Mark- ‘Thank you so much, everyone! Please come to Eureka Springs and visit us! We’d be pleased to have you. I’d like to thank all your viewers for following our challenge this week!
The real story.
If you’ll give me just a few more minutes of your time, I just want to say a few words about Friendship. Leaving Little Rock 14 years ago was not an easy decision for me. Though I knew it was time again to transform myself, I was not happy about leaving my closest friends. Don and I met in 1986 through a mutual boyfriend, and though we never dated each other, we fell into a loving relationship, always in awe of each other’s talents. We spent countless late hours together in the Costume shops of several theatres there over the years, usually with me designing and Don figuring it all out. Any time a detail was less than perfect, one would call the other over for a conference, and usually within 60 seconds brilliance had occurred.
I invited him up for what I hoped would be a “working vacation” for him, and a “jump start to the Spring line” for me. Mission acccomplished. Working for five straight days with him again brought back all the wonderful memories from our glory days as we relived our love for junk food and showtunes, never letting our eyes off the prize. Last night after we had dinner, I put him back on the road and returned to the shop to sew Velma’s pants. As I was putting her outfit on the dressform to check it out, I opened her blouse to see how Don had put this intricately fastened garment together. For the part of the blouse that’s underlapping the other, I had told him to “just gather the edge into something with a loop for a button-we won’t see it.” The photo to the left is what I got, found like a hidden couture treasure- a little piece of sewing art, that no one might otherwise notice. Little bits of silk perfectly sewn, forming a loop into a base holding the perfectly gathered edge of the blouse. This is what made me love him from day one- if anything was worth doing, it took no longer to do it beautifully.

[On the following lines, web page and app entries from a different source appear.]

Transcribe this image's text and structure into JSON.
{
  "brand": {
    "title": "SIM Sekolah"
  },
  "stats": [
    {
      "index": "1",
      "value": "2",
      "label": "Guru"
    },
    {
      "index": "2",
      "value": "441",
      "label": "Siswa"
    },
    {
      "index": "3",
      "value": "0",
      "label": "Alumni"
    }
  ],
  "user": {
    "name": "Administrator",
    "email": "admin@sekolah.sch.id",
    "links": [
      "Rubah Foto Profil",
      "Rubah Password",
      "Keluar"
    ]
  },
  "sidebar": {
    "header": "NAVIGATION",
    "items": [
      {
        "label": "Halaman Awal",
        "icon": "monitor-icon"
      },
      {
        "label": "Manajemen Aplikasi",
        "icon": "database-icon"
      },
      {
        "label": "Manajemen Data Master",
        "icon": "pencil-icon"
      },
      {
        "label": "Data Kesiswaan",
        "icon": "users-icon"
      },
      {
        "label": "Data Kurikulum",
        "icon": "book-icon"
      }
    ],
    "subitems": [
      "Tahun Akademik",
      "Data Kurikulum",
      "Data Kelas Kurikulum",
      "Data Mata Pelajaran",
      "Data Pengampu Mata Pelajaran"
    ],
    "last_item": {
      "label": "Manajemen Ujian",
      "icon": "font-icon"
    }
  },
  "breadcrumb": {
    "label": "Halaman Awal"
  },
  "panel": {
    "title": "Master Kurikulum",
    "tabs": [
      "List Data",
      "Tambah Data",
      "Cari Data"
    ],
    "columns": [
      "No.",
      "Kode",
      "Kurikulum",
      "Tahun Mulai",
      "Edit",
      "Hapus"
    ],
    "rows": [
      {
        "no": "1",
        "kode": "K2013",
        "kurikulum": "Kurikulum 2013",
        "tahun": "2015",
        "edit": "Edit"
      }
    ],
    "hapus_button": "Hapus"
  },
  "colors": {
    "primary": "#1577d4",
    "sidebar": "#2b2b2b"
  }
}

We so rarely get to spend that much time together now we’re so far apart. And what a reunion we had! We took up at the machines right were we left off in ’97. Forget the fact that we spent the whole Mardis Gras weekend in the studio instead of attending all the costume extravaganzas with my Eureka friends. It made me understand the meaning of “Make new friends, but keep the old. One is silver, the other is gold.”

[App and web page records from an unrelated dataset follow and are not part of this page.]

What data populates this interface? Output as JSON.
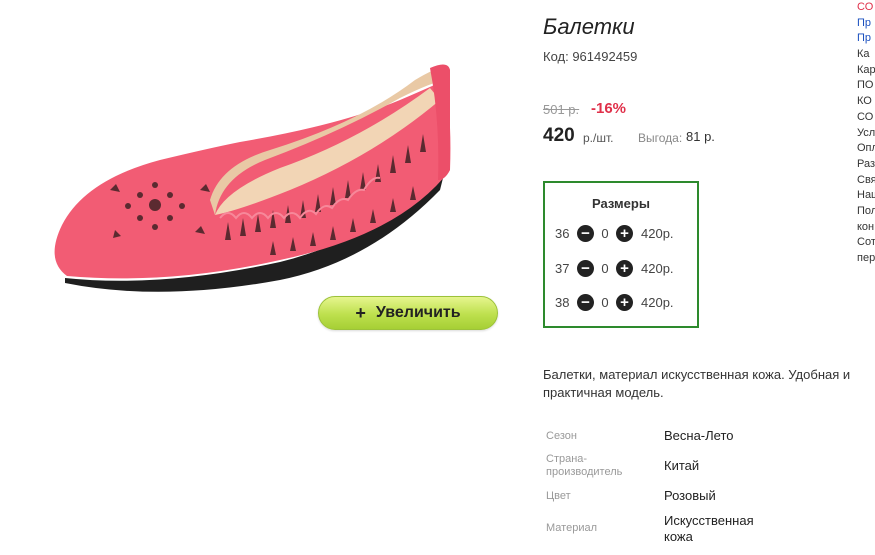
{
  "product": {
    "title": "Балетки",
    "sku": "Код: 961492459",
    "old_price": "501 р.",
    "discount": "-16%",
    "price": "420",
    "price_unit": "р./шт.",
    "savings_label": "Выгода:",
    "savings_value": "81 р.",
    "zoom_button": "Увеличить",
    "image_colors": {
      "shoe": "#f25c74",
      "insole": "#e9c9a5",
      "sole": "#222222"
    }
  },
  "sizes": {
    "title": "Размеры",
    "rows": [
      {
        "size": "36",
        "qty": "0",
        "price": "420р."
      },
      {
        "size": "37",
        "qty": "0",
        "price": "420р."
      },
      {
        "size": "38",
        "qty": "0",
        "price": "420р."
      }
    ]
  },
  "description": "Балетки, материал искусственная кожа. Удобная и практичная модель.",
  "attributes": [
    {
      "name": "Сезон",
      "value": "Весна-Лето"
    },
    {
      "name": "Страна-производитель",
      "value": "Китай"
    },
    {
      "name": "Цвет",
      "value": "Розовый"
    },
    {
      "name": "Материал",
      "value": "Искусственная кожа"
    }
  ],
  "sidebar": {
    "links": [
      "СО",
      "Пр",
      "Пр",
      "Ка",
      "Кар",
      "ПО",
      "КО",
      "СО",
      "Усл",
      "Опл",
      "Раз",
      "Свя",
      "Наш",
      "Пол",
      "кон",
      "Сот",
      "пер"
    ]
  },
  "colors": {
    "accent_red": "#e0304a",
    "sizes_border": "#2d8a2d",
    "zoom_button": "#bde04d"
  }
}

Well, now I can’t see the keys.
Come back up anytime, Donnie! Next time bring Yslan, Alan, and Don with you- maybe you can all take the BUS!!!